Marcia Brose, MD: Differentiated thyroid cancer historically has been treated by mostly surgery and radioactive iodine. It was usually cured, and in most cases it still is cured, by those 2 modalities. However, there’s about 10% to 15% of patients in whom even after surgery and radioactive iodine the tumor may recur. In those cases, if radioactive iodine is no longer taken up by the tumor or the tumor has grown anyway, other options were needed.
Starting in about 2012 we had the first access to the kinase inhibitor sorafenib. Shortly after that, in 2014, the kinase inhibitor lenvatinib was approved. Both of these are multikinase inhibitors and provided patients with significant progression-free survival for the first time, giving patients a systemic option for treating their cancer.
The phase 3 SELECT trial was a randomized placebo-controlled trial comparing lenvatinib with placebo in patients with differentiated thyroid cancer that was no longer responsive to radioactive iodine who also were not candidates for curative surgery.
This trial was a watershed trial for getting the approval of lenvatinib, both in the United States and in the European Union, as well as other places globally. The patient selection was any patient who was radioactive iodine refractory, but they also have to have progressing disease within the prior 13 months or so.
When we looked at the comparator between placebo or the patients who got lenvatinib, randomization was 2:1, the patients who received lenvatinib were significantly more likely to have a longer progression-free survival than the patients on the placebo arm. The placebo arm patients had a progression-free survival of about 3.8 months, whereas the patients who were on lenvatinib had a progression-free survival of 18 months. This is quite significant as far as patients and patient care goes, and it was the basis for the approval of lenvatinib at that time.

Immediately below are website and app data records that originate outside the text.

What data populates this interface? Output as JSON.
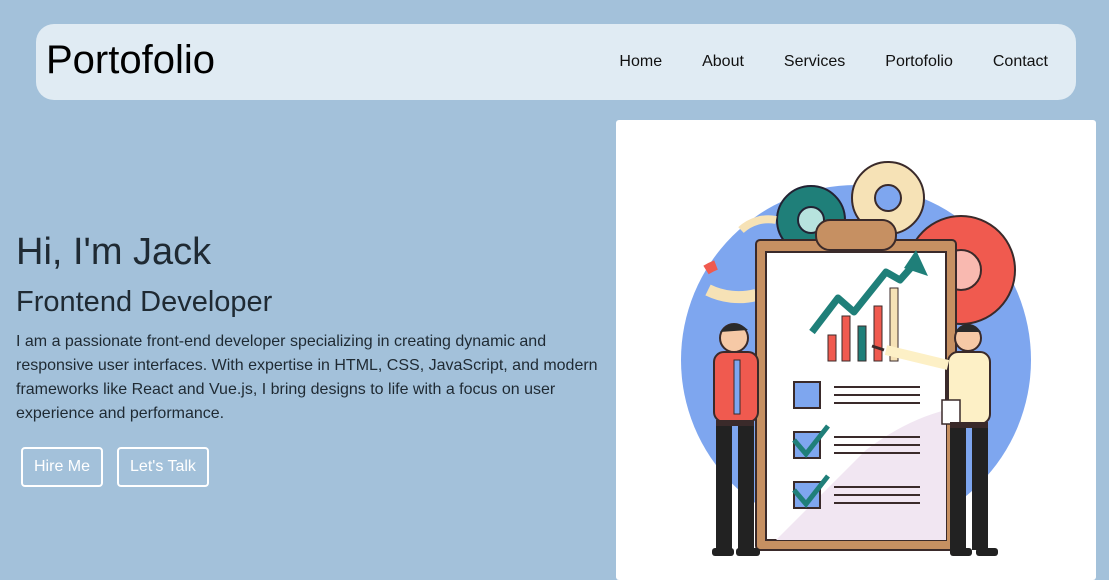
{
  "header": {
    "logo": "Portofolio",
    "nav": [
      {
        "label": "Home"
      },
      {
        "label": "About"
      },
      {
        "label": "Services"
      },
      {
        "label": "Portofolio"
      },
      {
        "label": "Contact"
      }
    ]
  },
  "hero": {
    "greeting": "Hi, I'm Jack",
    "role": "Frontend Developer",
    "bio": "I am a passionate front-end developer specializing in creating dynamic and responsive user interfaces. With expertise in HTML, CSS, JavaScript, and modern frameworks like React and Vue.js, I bring designs to life with a focus on user experience and performance.",
    "buttons": {
      "hire": "Hire Me",
      "talk": "Let's Talk"
    }
  },
  "colors": {
    "background": "#a3c1da",
    "navbar": "#e0ebf3",
    "card": "#ffffff",
    "text": "#1f2a33"
  },
  "illustration": {
    "icon": "business-presentation-illustration"
  }
}
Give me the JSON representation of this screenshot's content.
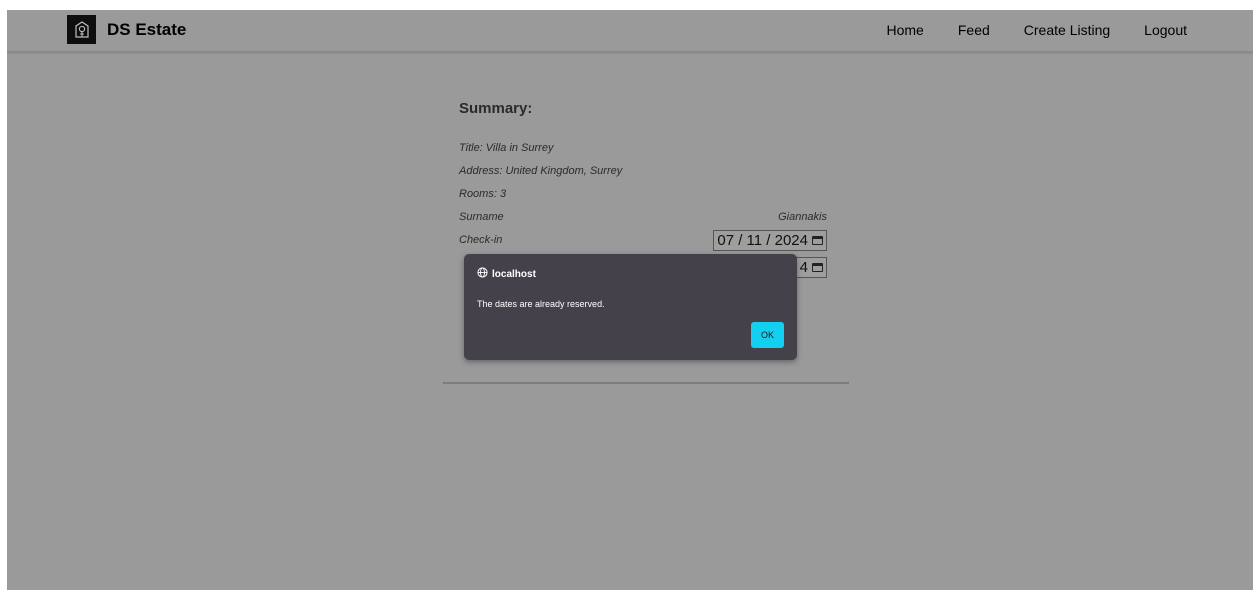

In addition, we also saw very significant overall response rates of 62% and an overall survival that was not actually reached in the original trial. However, subsequent data that we found looking at analysis later on, showed that in the subgroup of patients who were over 65 and had received lenvatinib were statistically living significantly longer than patients who had been assigned the placebo group.
This is 1 of the first times that overall survival seemed to be extended in patients with different differentiated thyroid cancer on any kind of inhibitor therapy.
Transcript edited for clarity.